COQUILLE -- Developers and oyster lovers will duel on Wednesday in the long-running war over a proposed natural gas plant on the North Spit.
The question at hand: Will native Olympia oysters be harmed by the construction of a 2.4 mile stretch of pipeline through Haynes Inlet?
Pacific Connector, the pipeline builder, will argue that it can move oysters out of harm's way during dredging and construction in the inlet.
Citizens Against LNG, led by Jody McCaffree, will argue that the company will kill an estimated 1.4 million oysters and disturb the shellfish's wider habitat.
Both sides will present their case to Andrew Stamp, a hearings officer appointed by the county, in a public meeting at 4 p.m. in the Owen Building Large Conference Room.
Members of the public are allowed to speak if they register before the beginning of the hearing. Speakers may only talk about the fate of the Olympia oyster.
After the meeting, Stamp will make a recommendation to the Coos County commissioners. The board is then scheduled to decide in November whether the project can go through as planned, Pacific Connector should do more to protect the oysters, or the entire project should be scuttled.
Commissioner Bob Main called Stamp 'one of the top land-use attorneys in the state" and said the commissioners chose him for his track record of conducting hearings that satisfied all parties.
Wednesday's hearing comes a year after the commissioners originally approved a land-use permit for construction of the 50-mile pipeline.
Citizens Against LNG appealed the decision to the state Land Use Board of Appeals. That board found two issues the commissioners needed to address: Whether the pipeline would harm Olympia oysters and whether the commissioners had consent from all affected property owners.
Jill Rolfe, administrative planner in the Coos County Planning Department, said the consent issue was about wording and was largely resolved.
Pacific Connector delayed the hearing about the oysters twice to collect more evidence. The company is billed for the cost of the hearing and has been billed about $18,000 to date.
The pipeline is an essential component of plans to build a liquefied natural gas terminal at Jordan Cove on the North Spit. The plant has been mired in controversy since it was first proposed over five years ago.

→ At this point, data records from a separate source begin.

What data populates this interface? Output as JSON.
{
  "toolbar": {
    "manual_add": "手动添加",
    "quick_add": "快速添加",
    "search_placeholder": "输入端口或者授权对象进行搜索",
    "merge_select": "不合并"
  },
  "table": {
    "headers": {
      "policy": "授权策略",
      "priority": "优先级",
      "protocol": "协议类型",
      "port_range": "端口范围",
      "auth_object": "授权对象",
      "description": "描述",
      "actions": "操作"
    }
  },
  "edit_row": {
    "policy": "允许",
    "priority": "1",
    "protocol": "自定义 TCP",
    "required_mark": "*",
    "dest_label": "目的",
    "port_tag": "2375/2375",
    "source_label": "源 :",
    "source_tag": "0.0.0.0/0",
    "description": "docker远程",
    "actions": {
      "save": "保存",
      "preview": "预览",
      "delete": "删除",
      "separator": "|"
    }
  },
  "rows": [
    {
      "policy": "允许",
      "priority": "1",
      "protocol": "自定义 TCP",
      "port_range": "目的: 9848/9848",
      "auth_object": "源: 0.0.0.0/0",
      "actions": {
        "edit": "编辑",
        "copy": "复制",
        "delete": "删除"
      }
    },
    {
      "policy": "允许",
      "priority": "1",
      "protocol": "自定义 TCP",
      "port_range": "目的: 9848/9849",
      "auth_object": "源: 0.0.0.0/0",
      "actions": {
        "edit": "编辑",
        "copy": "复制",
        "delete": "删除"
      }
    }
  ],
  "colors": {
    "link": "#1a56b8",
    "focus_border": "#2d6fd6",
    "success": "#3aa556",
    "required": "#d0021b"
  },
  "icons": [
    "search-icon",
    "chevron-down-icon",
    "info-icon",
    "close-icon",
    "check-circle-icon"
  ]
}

Olympia oysters, the Pacific Northwest's only native oyster variety, once were abundant but have declined in number. Oregon's commercial oyster producers rely on the larger Pacific oysters.
Reporter Daniel Simmons-Ritchie can be reached at 541-269-1222, ext. 249, or at email@example.com.